One and a half hours by flight from the Indian capital, in Lucknow, is the Vivekanada Polyclinic & Institute of Medical Sciences. 16 million people live in the metropolitan area of ​​the capital of the state of Uttar Pradesh. The polyclinic is one of the larger state hospitals in the city. More than one and a half thousand people visit the clinic's outpatient department every day, hundreds of them sit, crouch and lie either on the floor or on the few benches. Another 350 patients are treated here as inpatients. Dr. R. N. Rastogi is responsible for the administration of the polyclinic. The phone in his dark room on the third floor rings every two minutes. Chronic illnesses, he says, are increasing everywhere, in the city as well as in the country. When asked for data that could support this statement, he answered nothing. The only document that reveals the incidence of certain diseases is the clinic's annual report. There is no report from the previous year for comparison. The city's chief medical officer, who is responsible for collecting data from all medical facilities in Lucknow, doesn't come regularly anyway, says Rastogi.

Dr. Anil Kumar Shukla doesn't want to say much about data collection. The former chief medical officer made enough money to open a private clinic, the SC Trivedi Memorial Mother and Child Care Trust Hospital in Lucknow. After all, he shares the observation that NCDs have increased here in his city: "Many people who come to us in the city from the country suffer from great stress, which in turn leads to high blood pressure and depression."

Land of contrasts: people waiting in a hospital in Mumbai (left) and visitors to the heart research center in New Delhi. Photo: picture alliance

The village of Museypur is located 30 kilometers from Lucknow, in the Barabanki district. There are several unpaved roads to the entrance to the village. 900 people live here in simple huts. Most are scantily clad. Nobody has more than a dollar a day to live on.

There is a small infirmary in the middle of the village. Simple wooden beds with raffia mats serve as hospital beds. Currently, Dr. Pankay Kumar, who occasionally holds office hours here, most of the patients suffer from infectious diseases. Malaria and dengue are very common in the monsoon season. There are few chronically ill patients, and now and then someone has heart problems. “But we don't even have the option of doing a diabetes test or other tests,” explains Kumar.
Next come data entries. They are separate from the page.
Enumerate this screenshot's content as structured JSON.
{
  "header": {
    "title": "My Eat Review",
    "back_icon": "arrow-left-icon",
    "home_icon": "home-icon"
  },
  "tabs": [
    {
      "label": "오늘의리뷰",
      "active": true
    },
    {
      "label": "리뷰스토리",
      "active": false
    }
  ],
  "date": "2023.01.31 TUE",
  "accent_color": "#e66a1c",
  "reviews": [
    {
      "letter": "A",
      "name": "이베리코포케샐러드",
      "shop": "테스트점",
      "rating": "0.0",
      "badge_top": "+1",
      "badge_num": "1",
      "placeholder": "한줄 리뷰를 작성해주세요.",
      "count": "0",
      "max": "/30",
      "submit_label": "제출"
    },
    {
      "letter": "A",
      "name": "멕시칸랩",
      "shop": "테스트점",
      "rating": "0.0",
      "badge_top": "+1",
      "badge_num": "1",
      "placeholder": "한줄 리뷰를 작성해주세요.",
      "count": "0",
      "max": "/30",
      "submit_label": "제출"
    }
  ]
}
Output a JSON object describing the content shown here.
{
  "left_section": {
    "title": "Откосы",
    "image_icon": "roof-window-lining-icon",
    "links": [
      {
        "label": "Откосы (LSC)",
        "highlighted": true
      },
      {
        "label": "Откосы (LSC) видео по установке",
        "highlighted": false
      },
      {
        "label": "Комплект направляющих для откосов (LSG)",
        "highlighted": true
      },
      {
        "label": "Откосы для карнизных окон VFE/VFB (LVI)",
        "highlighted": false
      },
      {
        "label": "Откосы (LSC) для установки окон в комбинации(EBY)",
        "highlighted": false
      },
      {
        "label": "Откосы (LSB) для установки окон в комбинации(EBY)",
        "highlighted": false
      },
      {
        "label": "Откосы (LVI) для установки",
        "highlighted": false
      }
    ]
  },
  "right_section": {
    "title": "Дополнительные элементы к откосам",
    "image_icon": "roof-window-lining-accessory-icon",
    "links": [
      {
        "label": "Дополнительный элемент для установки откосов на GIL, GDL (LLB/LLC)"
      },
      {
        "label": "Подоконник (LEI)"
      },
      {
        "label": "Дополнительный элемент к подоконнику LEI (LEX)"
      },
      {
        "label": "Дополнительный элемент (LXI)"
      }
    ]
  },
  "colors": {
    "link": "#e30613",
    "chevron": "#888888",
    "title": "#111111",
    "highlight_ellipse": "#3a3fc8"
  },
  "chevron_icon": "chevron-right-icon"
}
When asked about the subject of data acquisition and documentation, the villagers just shake their heads in disbelief. “We doctors remember what certain patients are suffering or have suffered from. We do not document data. "

At Dr. Derendra Verma, owner of a small hospital in the neighboring town of Safdarganj, is different. According to his own statements, he has been documenting patient data for many years. Also, says Verma, he noticed that many of his patients suffered from diabetes or high blood pressure. “Nobody has come here to collect my data,” he says.

François Decaillet is program coordinator in the India country office of the World Health Organization. When asked about NCDs, he - like Dorairaj - has a lot to say. However, Decaillet ends his remarks on the occurrence of and dealing with chronic diseases with a sentence that describes the situation much more accurately: "The Indian public health service is not yet able to deal with chronic diseases."

Martina Merten

Research on this article was made possible by a research grant from the US Pulitzer Center on Crisis Reporting, Washington.

India in numbers

  • 1.2 billion people live in India.
  • The gross domestic product (GDP) is per capita
    $ 3,408.
  • Spending on health is 4.2 percent of GDP.
  • The per capita expenditure on health is
    $ 132.
  • Public spending on health is $ 45 per capita.
  • The self-pay benefits for health are 74.4 percent. Eleven percent of the population have health insurance.